Facebook unveils a better search tool
The announcement wasn't flashy, and the stock price didn't respond much. But the social network is taking an important step to building a solid infrastructure.
That problem is at the heart of Facebook's highly anticipated mystery announcement Tuesday. The company didn't announce a new phone or a new gaming platform -- and the stock price barely moved as a result. Instead, it announced something called "Graph Search" to let people take a more active role in the Facebook experience.
The way it works, according to early reports, is this: You can do a Facebook search for people, photos, places and interests. Facebook demonstrated a search for people who live in Palo Alto, Calif., and like the television show "Game of Thrones." You could also search for "college friends from San Francisco."
Facebook clearly wanted to stress that this was not the equivalent of a Web search. Google (GOOG) has little need to worry, which is perhaps one reason why Google shares saw a small spike as the announcement was being made. Instead, this is only a search within Facebook's own content.

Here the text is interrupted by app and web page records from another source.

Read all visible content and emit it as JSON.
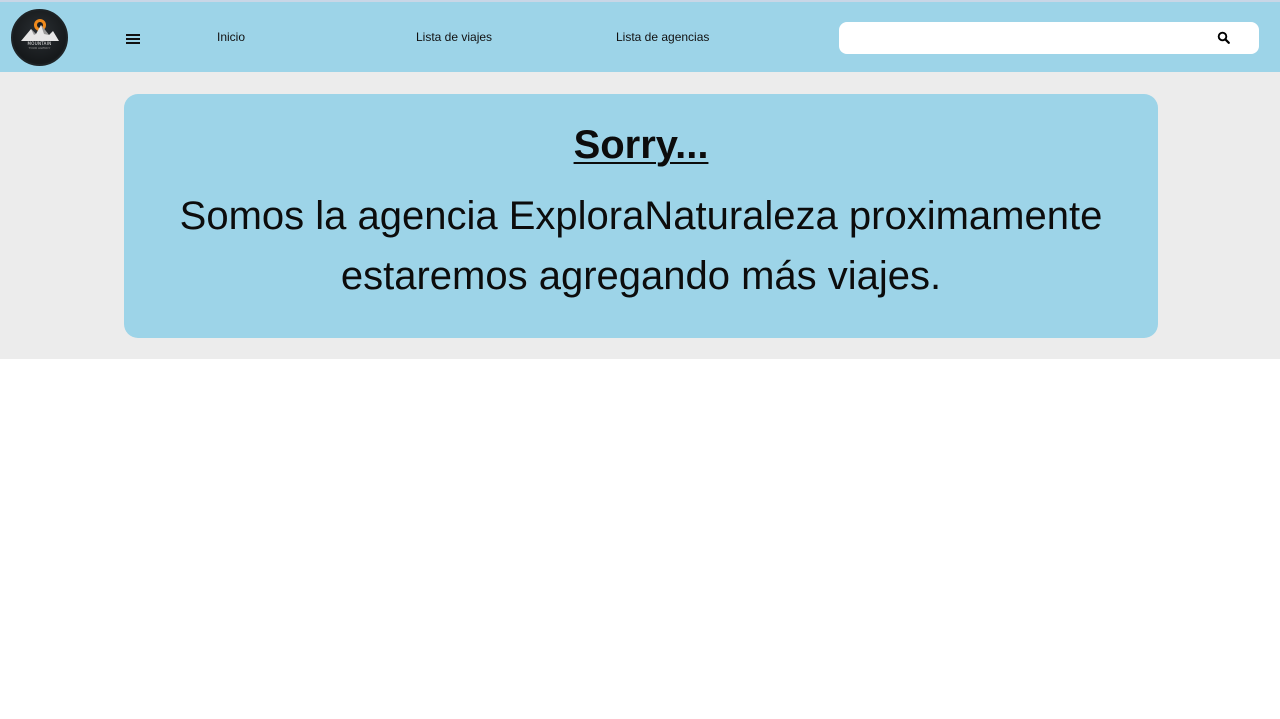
{
  "header": {
    "logo_text": "MOUNTAIN",
    "logo_subtext": "TOUR AGENCY",
    "nav": [
      {
        "label": "Inicio"
      },
      {
        "label": "Lista de viajes"
      },
      {
        "label": "Lista de agencias"
      }
    ],
    "search": {
      "value": "",
      "placeholder": ""
    },
    "menu_icon": "hamburger-icon",
    "search_icon": "search-icon"
  },
  "main": {
    "title": "Sorry...",
    "message": "Somos la agencia ExploraNaturaleza proximamente estaremos agregando más viajes."
  },
  "colors": {
    "header_bg": "#9dd4e8",
    "band_bg": "#ececec",
    "card_bg": "#9dd4e8"
  }
}
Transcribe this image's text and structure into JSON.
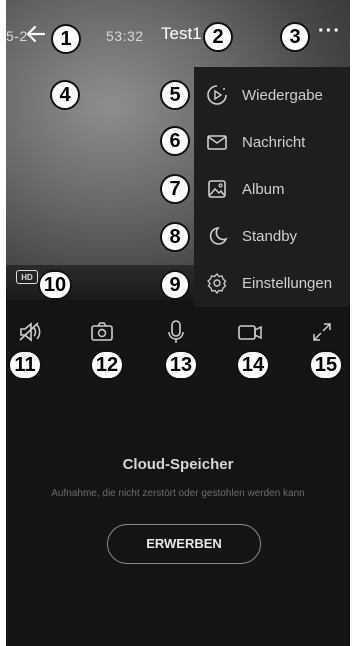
{
  "header": {
    "timestamp": "5-2",
    "timestamp_tail": "53:32",
    "title": "Test1",
    "more_label": "···"
  },
  "menu": {
    "items": [
      {
        "label": "Wiedergabe",
        "icon": "playback-icon"
      },
      {
        "label": "Nachricht",
        "icon": "mail-icon"
      },
      {
        "label": "Album",
        "icon": "image-icon"
      },
      {
        "label": "Standby",
        "icon": "moon-icon"
      },
      {
        "label": "Einstellungen",
        "icon": "gear-icon"
      }
    ]
  },
  "video": {
    "hd_label": "HD"
  },
  "toolbar": {
    "icons": [
      "mute-icon",
      "snapshot-icon",
      "microphone-icon",
      "record-icon",
      "fullscreen-icon"
    ]
  },
  "cloud": {
    "title": "Cloud-Speicher",
    "subtitle": "Aufnahme, die nicht zerstört oder gestohlen werden kann",
    "button": "ERWERBEN"
  },
  "markers": [
    "1",
    "2",
    "3",
    "4",
    "5",
    "6",
    "7",
    "8",
    "9",
    "10",
    "11",
    "12",
    "13",
    "14",
    "15"
  ],
  "colors": {
    "background": "#141414",
    "menu": "#1e1e1e",
    "text": "#cfcfcf"
  }
}
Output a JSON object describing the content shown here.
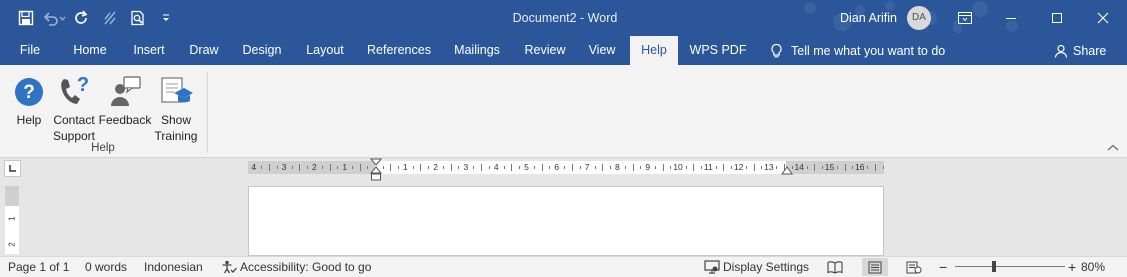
{
  "window": {
    "title": "Document2  -  Word",
    "user_name": "Dian Arifin",
    "avatar_initials": "DA",
    "accent_color": "#2b579a"
  },
  "quick_access": [
    "save-icon",
    "undo-icon",
    "redo-icon",
    "touch-mode-icon",
    "print-preview-icon",
    "customize-qat-icon"
  ],
  "tabs": [
    {
      "label": "File"
    },
    {
      "label": "Home"
    },
    {
      "label": "Insert"
    },
    {
      "label": "Draw"
    },
    {
      "label": "Design"
    },
    {
      "label": "Layout"
    },
    {
      "label": "References"
    },
    {
      "label": "Mailings"
    },
    {
      "label": "Review"
    },
    {
      "label": "View"
    },
    {
      "label": "Help",
      "active": true
    },
    {
      "label": "WPS PDF"
    }
  ],
  "tell_me": "Tell me what you want to do",
  "share": "Share",
  "ribbon": {
    "buttons": [
      {
        "line1": "Help",
        "line2": "",
        "icon": "help-icon"
      },
      {
        "line1": "Contact",
        "line2": "Support",
        "icon": "contact-support-icon"
      },
      {
        "line1": "Feedback",
        "line2": "",
        "icon": "feedback-icon"
      },
      {
        "line1": "Show",
        "line2": "Training",
        "icon": "training-icon"
      }
    ],
    "group_label": "Help"
  },
  "ruler": {
    "labels": [
      "4",
      "3",
      "2",
      "1",
      "1",
      "2",
      "3",
      "4",
      "5",
      "6",
      "7",
      "8",
      "9",
      "10",
      "11",
      "12",
      "13",
      "14",
      "15",
      "16"
    ],
    "vertical_labels": [
      "1",
      "2"
    ]
  },
  "status": {
    "page": "Page 1 of 1",
    "words": "0 words",
    "language": "Indonesian",
    "accessibility": "Accessibility: Good to go",
    "display_settings": "Display Settings",
    "zoom_minus": "−",
    "zoom_plus": "+",
    "zoom": "80%"
  }
}
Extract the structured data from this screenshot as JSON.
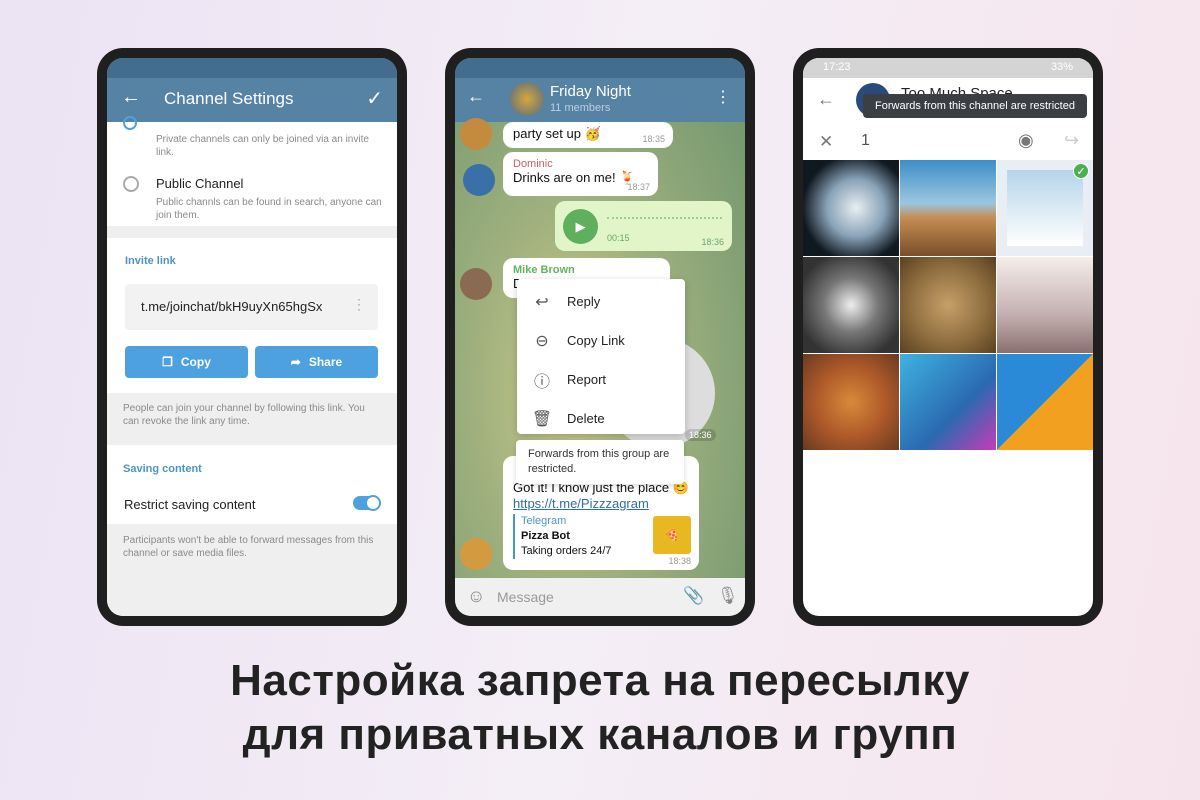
{
  "headline": {
    "line1": "Настройка запрета на пересылку",
    "line2": "для приватных каналов и групп"
  },
  "phone1": {
    "title": "Channel Settings",
    "private_desc": "Private channels can only be joined via an invite link.",
    "public_label": "Public Channel",
    "public_desc": "Public channls can be found in search, anyone can join them.",
    "invite_header": "Invite link",
    "invite_link": "t.me/joinchat/bkH9uyXn65hgSx",
    "copy": "Copy",
    "share": "Share",
    "invite_note": "People can join your channel by following this link. You can revoke the link any time.",
    "saving_header": "Saving content",
    "restrict_label": "Restrict saving content",
    "restrict_on": true,
    "restrict_note": "Participants won't be able to forward messages from this channel or save media files.",
    "accent": "#5682a3"
  },
  "phone2": {
    "title": "Friday Night",
    "subtitle": "11 members",
    "messages": [
      {
        "text": "party set up 🥳",
        "time": "18:35"
      },
      {
        "sender": "Dominic",
        "text": "Drinks are on me! 🍹",
        "time": "18:37"
      },
      {
        "voice_duration": "00:15",
        "time": "18:36"
      },
      {
        "sender": "Mike Brown",
        "text": "D"
      },
      {
        "sticker_time": "18:36"
      },
      {
        "text": "Got it! I know just the place 😊",
        "link": "https://t.me/Pizzzagram",
        "preview_site": "Telegram",
        "preview_title": "Pizza Bot",
        "preview_desc": "Taking orders 24/7",
        "time": "18:38"
      }
    ],
    "menu": [
      "Reply",
      "Copy Link",
      "Report",
      "Delete"
    ],
    "tooltip": "Forwards from this group are restricted.",
    "input_placeholder": "Message"
  },
  "phone3": {
    "status_time": "17:23",
    "battery": "33%",
    "title": "Too Much Space",
    "tooltip": "Forwards from this channel are restricted",
    "selected_count": "1"
  }
}
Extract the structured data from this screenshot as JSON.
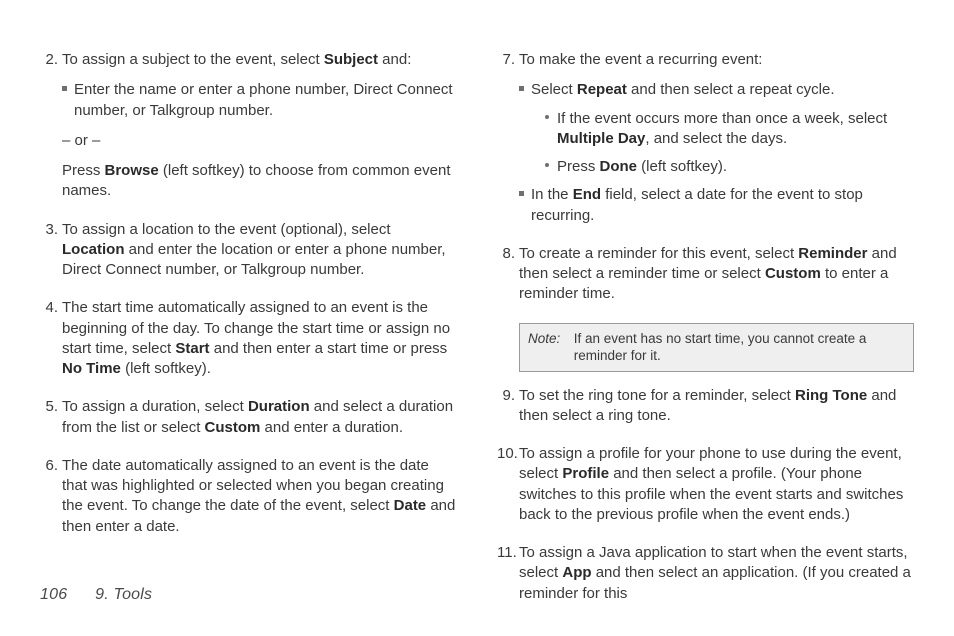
{
  "footer": {
    "page_no": "106",
    "section": "9. Tools"
  },
  "labels": {
    "subject": "Subject",
    "browse": "Browse",
    "location": "Location",
    "start": "Start",
    "notime": "No Time",
    "duration": "Duration",
    "custom": "Custom",
    "date": "Date",
    "repeat": "Repeat",
    "multiple_day": "Multiple Day",
    "done": "Done",
    "end": "End",
    "reminder": "Reminder",
    "ringtone": "Ring Tone",
    "profile": "Profile",
    "app": "App"
  },
  "left": {
    "s2": {
      "num": "2.",
      "intro_a": "To assign a subject to the event, select ",
      "intro_b": " and:",
      "bullet1": "Enter the name or enter a phone number, Direct Connect number, or Talkgroup number.",
      "or": "– or –",
      "browse_a": "Press ",
      "browse_b": " (left softkey) to choose from common event names."
    },
    "s3": {
      "num": "3.",
      "a": "To assign a location to the event (optional), select ",
      "b": " and enter the location or enter a phone number, Direct Connect number, or Talkgroup number."
    },
    "s4": {
      "num": "4.",
      "a": "The start time automatically assigned to an event is the beginning of the day. To change the start time or assign no start time, select ",
      "b": " and then enter a start time or press ",
      "c": " (left softkey)."
    },
    "s5": {
      "num": "5.",
      "a": "To assign a duration, select ",
      "b": " and select a duration from the list or select ",
      "c": " and enter a duration."
    },
    "s6": {
      "num": "6.",
      "a": "The date automatically assigned to an event is the date that was highlighted or selected when you began creating the event. To change the date of the event, select ",
      "b": " and then enter a date."
    }
  },
  "right": {
    "s7": {
      "num": "7.",
      "intro": "To make the event a recurring event:",
      "b1a": "Select ",
      "b1b": " and then select a repeat cycle.",
      "b1_1a": "If the event occurs more than once a week, select ",
      "b1_1b": ", and select the days.",
      "b1_2a": "Press ",
      "b1_2b": " (left softkey).",
      "b2a": "In the ",
      "b2b": " field, select a date for the event to stop recurring."
    },
    "s8": {
      "num": "8.",
      "a": "To create a reminder for this event, select ",
      "b": " and then select a reminder time or select ",
      "c": " to enter a reminder time."
    },
    "note": {
      "label": "Note:",
      "text": "If an event has no start time, you cannot create a reminder for it."
    },
    "s9": {
      "num": "9.",
      "a": "To set the ring tone for a reminder, select ",
      "b": " and then select a ring tone."
    },
    "s10": {
      "num": "10.",
      "a": "To assign a profile for your phone to use during the event, select ",
      "b": " and then select a profile. (Your phone switches to this profile when the event starts and switches back to the previous profile when the event ends.)"
    },
    "s11": {
      "num": "11.",
      "a": "To assign a Java application to start when the event starts, select ",
      "b": " and then select an application. (If you created a reminder for this"
    }
  }
}
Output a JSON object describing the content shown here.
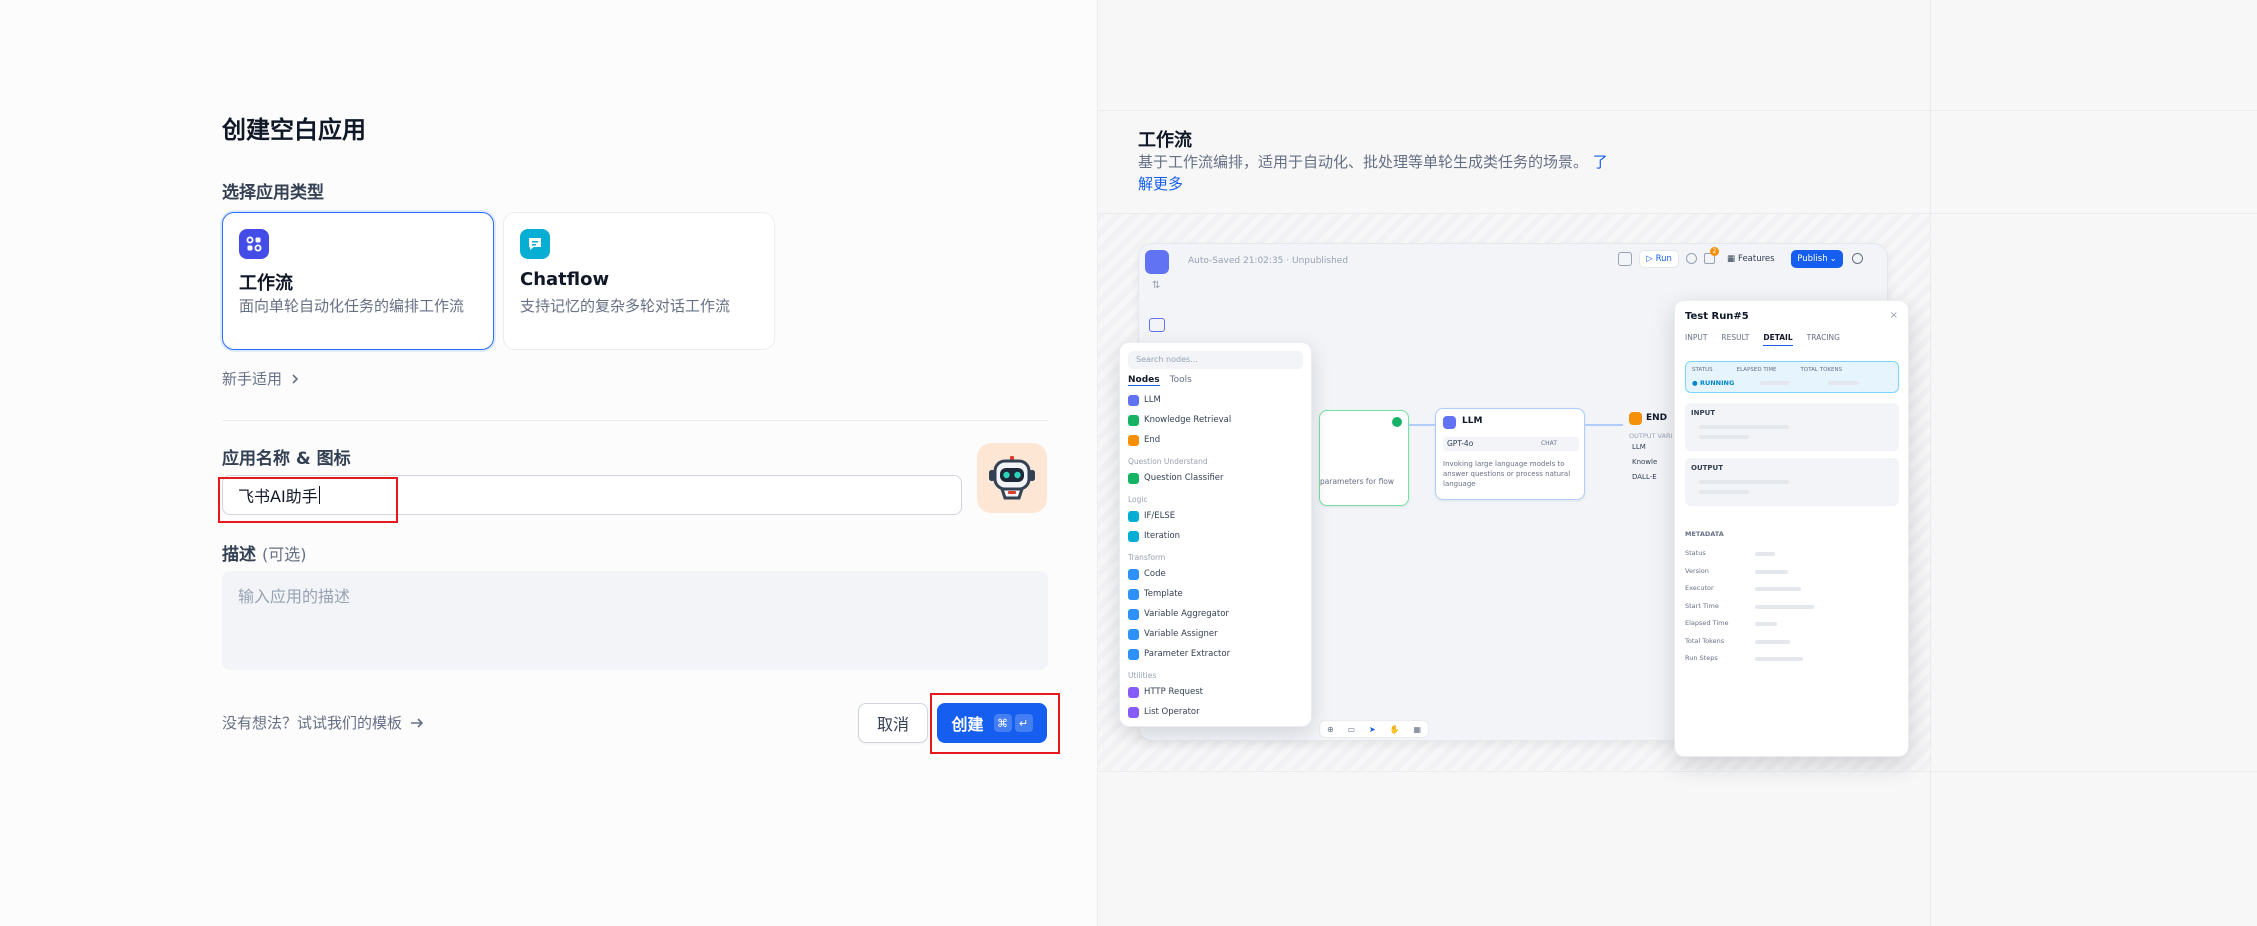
{
  "page_title": "创建空白应用",
  "app_type": {
    "label": "选择应用类型",
    "options": [
      {
        "name": "工作流",
        "desc": "面向单轮自动化任务的编排工作流",
        "selected": true,
        "icon": "workflow-icon",
        "color": "#444ce7"
      },
      {
        "name": "Chatflow",
        "desc": "支持记忆的复杂多轮对话工作流",
        "selected": false,
        "icon": "chatflow-icon",
        "color": "#06aed4"
      }
    ]
  },
  "beginner_link": "新手适用",
  "name_field": {
    "label": "应用名称 & 图标",
    "value": "飞书AI助手",
    "avatar_icon": "robot-icon"
  },
  "description_field": {
    "label": "描述",
    "optional": "(可选)",
    "placeholder": "输入应用的描述"
  },
  "template_link": "没有想法？试试我们的模板",
  "buttons": {
    "cancel": "取消",
    "create": "创建",
    "shortcut_cmd": "⌘",
    "shortcut_enter": "↵"
  },
  "info_panel": {
    "title": "工作流",
    "description": "基于工作流编排，适用于自动化、批处理等单轮生成类任务的场景。",
    "learn_more": "了解更多"
  },
  "preview": {
    "autosave": "Auto-Saved 21:02:35 · Unpublished",
    "toolbar": {
      "run": "Run",
      "features": "Features",
      "publish": "Publish",
      "badge": "2"
    },
    "nodes_panel": {
      "search_placeholder": "Search nodes...",
      "tabs": [
        "Nodes",
        "Tools"
      ],
      "groups": [
        {
          "title": "",
          "items": [
            {
              "label": "LLM",
              "color": "#6172f3"
            },
            {
              "label": "Knowledge Retrieval",
              "color": "#16b364"
            },
            {
              "label": "End",
              "color": "#f79009"
            }
          ]
        },
        {
          "title": "Question Understand",
          "items": [
            {
              "label": "Question Classifier",
              "color": "#16b364"
            }
          ]
        },
        {
          "title": "Logic",
          "items": [
            {
              "label": "IF/ELSE",
              "color": "#06aed4"
            },
            {
              "label": "Iteration",
              "color": "#06aed4"
            }
          ]
        },
        {
          "title": "Transform",
          "items": [
            {
              "label": "Code",
              "color": "#2e90fa"
            },
            {
              "label": "Template",
              "color": "#2e90fa"
            },
            {
              "label": "Variable Aggregator",
              "color": "#2e90fa"
            },
            {
              "label": "Variable Assigner",
              "color": "#2e90fa"
            },
            {
              "label": "Parameter Extractor",
              "color": "#2e90fa"
            }
          ]
        },
        {
          "title": "Utilities",
          "items": [
            {
              "label": "HTTP Request",
              "color": "#875bf7"
            },
            {
              "label": "List Operator",
              "color": "#875bf7"
            }
          ]
        }
      ]
    },
    "llm_node": {
      "title": "LLM",
      "model": "GPT-4o",
      "mode": "CHAT",
      "desc": "Invoking large language models to answer questions or process natural language"
    },
    "left_node_desc": "parameters for flow",
    "end_node": {
      "title": "END",
      "output_label": "OUTPUT VARI",
      "items": [
        "LLM",
        "Knowle",
        "DALL-E"
      ]
    },
    "run_panel": {
      "title": "Test Run#5",
      "tabs": [
        "INPUT",
        "RESULT",
        "DETAIL",
        "TRACING"
      ],
      "active_tab": "DETAIL",
      "status_headers": [
        "STATUS",
        "ELAPSED TIME",
        "TOTAL TOKENS"
      ],
      "status_value": "RUNNING",
      "input_label": "INPUT",
      "output_label": "OUTPUT",
      "metadata_label": "METADATA",
      "metadata_keys": [
        "Status",
        "Version",
        "Executor",
        "Start Time",
        "Elapsed Time",
        "Total Tokens",
        "Run Steps"
      ]
    }
  }
}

The Graph Search isn't a flashy announcement. But it's an important part of Facebook's infrastructure, a building block upon which the company can start building more services and features -- and sell more advertising.
Graph Search and the resulting map function that users build "can be the basis for building a lot of different kinds of services for connecting," CEO Mark Zuckerberg said at Tuesday's event.
Will it lead to privacy issues? Undoubtedly. But Facebook says it's merely collecting information that users already make public in their profiles. If you said you like "Game of Thrones," and you didn't make that information private, you could likely show up in a Graph Search. It's a good reminder to always stay on top of your Facebook privacy settings.
More on Money Now
- Why Americans are buying more TVs
- Did GM just unveil the best sports car ever?
- More bad news for JC Penney
Facebook is so useless that some sites require it to get people to respond to their silly articles. If it wasn't for them forcing it upon the general public, Facebook would be long gone.
Do you notice that Facebook and Obama are not in this site's dictionary???
"Spell check detected 4 mistake(s)"
Copyright © 2014 Microsoft. All rights reserved.
Fundamental company data and historical chart data provided by Morningstar Inc. Real-time index quotes and delayed quotes supplied by Morningstar Inc. Quotes delayed by up to 15 minutes, except where indicated otherwise. Fund summary, fund performance and dividend data provided by Morningstar Inc. Analyst recommendations provided by Zacks Investment Research. StockScouter data provided by Verus Analytics. IPO data provided by Hoover's Inc. Index membership data provided by Morningstar Inc.
[BRIEFING.COM] The S&P 500 (-0.5%) remains pressured as every uptick has been met with selling activity. This morning, the health care sector (-0.6%) was an early source of weakness in reaction to concerns about the impact of new rules on tax inversion deals.
Over the past 30 minutes, Bloomberg reported that Pfizer (PFE 30.01, -0.17) has approached Actavis (ACT 242.88, +7.02) about a potential acquisition. Actavis, which traded with a slim loss ahead of the reports, has ... More
More Market News
Bill Stiritz has experienced an estimated $145 million in paper losses on his investment in the company.
MUST-SEE ON MSN
- Video: Easy DIY smoked meats at home
A charcuterie master shares his process for cold-smoking meat at home.
- Jetpacks about to go mainstream
- Weird things covered by home insurance
- Bing: 70 percent of adults report 'digital eye strain'